++++ SUPPLIED MATERIAL

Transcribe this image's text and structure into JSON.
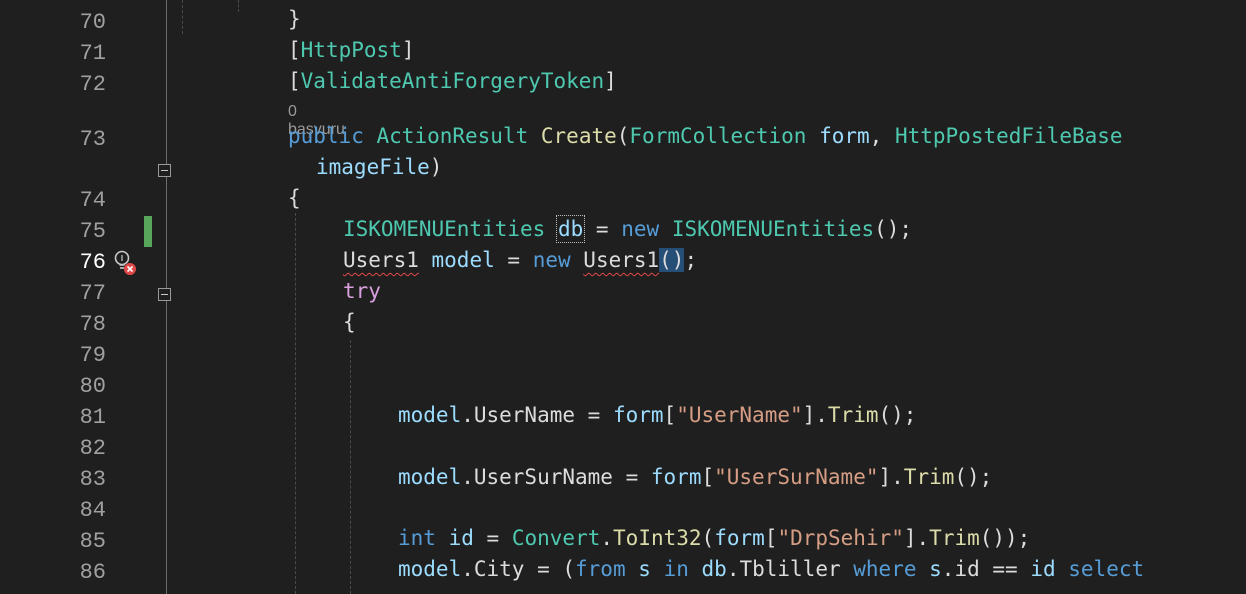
{
  "editor": {
    "line_numbers": [
      "70",
      "71",
      "72",
      "73",
      "74",
      "75",
      "76",
      "77",
      "78",
      "79",
      "80",
      "81",
      "82",
      "83",
      "84",
      "85",
      "86"
    ],
    "current_line": "76",
    "codelens": "0 başvuru",
    "code": {
      "l70_brace": "}",
      "l71_open": "[",
      "l71_attr": "HttpPost",
      "l71_close": "]",
      "l72_open": "[",
      "l72_attr": "ValidateAntiForgeryToken",
      "l72_close": "]",
      "l73_public": "public",
      "l73_ret": "ActionResult",
      "l73_name": "Create",
      "l73_p1": "(",
      "l73_type1": "FormCollection",
      "l73_param1": "form",
      "l73_comma": ",",
      "l73_type2": "HttpPostedFileBase",
      "l73b_param2": "imageFile",
      "l73b_close": ")",
      "l74_brace": "{",
      "l75_type": "ISKOMENUEntities",
      "l75_var": "db",
      "l75_eq": "=",
      "l75_new": "new",
      "l75_type2": "ISKOMENUEntities",
      "l75_end": "();",
      "l76_type": "Users1",
      "l76_var": "model",
      "l76_eq": "=",
      "l76_new": "new",
      "l76_type2": "Users1",
      "l76_paren": "()",
      "l76_semi": ";",
      "l77_try": "try",
      "l78_brace": "{",
      "l81_obj": "model",
      "l81_prop": ".UserName =",
      "l81_form": "form",
      "l81_open": "[",
      "l81_str": "\"UserName\"",
      "l81_close": "].",
      "l81_trim": "Trim",
      "l81_end": "();",
      "l83_obj": "model",
      "l83_prop": ".UserSurName =",
      "l83_form": "form",
      "l83_open": "[",
      "l83_str": "\"UserSurName\"",
      "l83_close": "].",
      "l83_trim": "Trim",
      "l83_end": "();",
      "l85_int": "int",
      "l85_id": "id",
      "l85_eq": "=",
      "l85_conv": "Convert",
      "l85_dot": ".",
      "l85_toint": "ToInt32",
      "l85_p": "(",
      "l85_form": "form",
      "l85_open": "[",
      "l85_str": "\"DrpSehir\"",
      "l85_close": "].",
      "l85_trim": "Trim",
      "l85_end": "());",
      "l86_obj": "model",
      "l86_prop": ".City = (",
      "l86_from": "from",
      "l86_s": "s",
      "l86_in": "in",
      "l86_db": "db",
      "l86_tbl": ".Tbliller",
      "l86_where": "where",
      "l86_sid": "s",
      "l86_dotid": ".id ==",
      "l86_id": "id",
      "l86_select": "select"
    }
  },
  "colors": {
    "background": "#1f1f1f",
    "keyword": "#569cd6",
    "control_keyword": "#d8a0df",
    "type": "#4ec9b0",
    "method": "#dcdcaa",
    "parameter": "#9cdcfe",
    "string": "#d69d85",
    "change_bar": "#58a55c",
    "error_squiggle": "#e04848"
  },
  "icons": {
    "lightbulb_error": "lightbulb-error-icon",
    "collapse": "collapse-minus-icon"
  }
}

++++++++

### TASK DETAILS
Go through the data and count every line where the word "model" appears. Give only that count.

### RESPONSE FOR THIS EXERCISE
4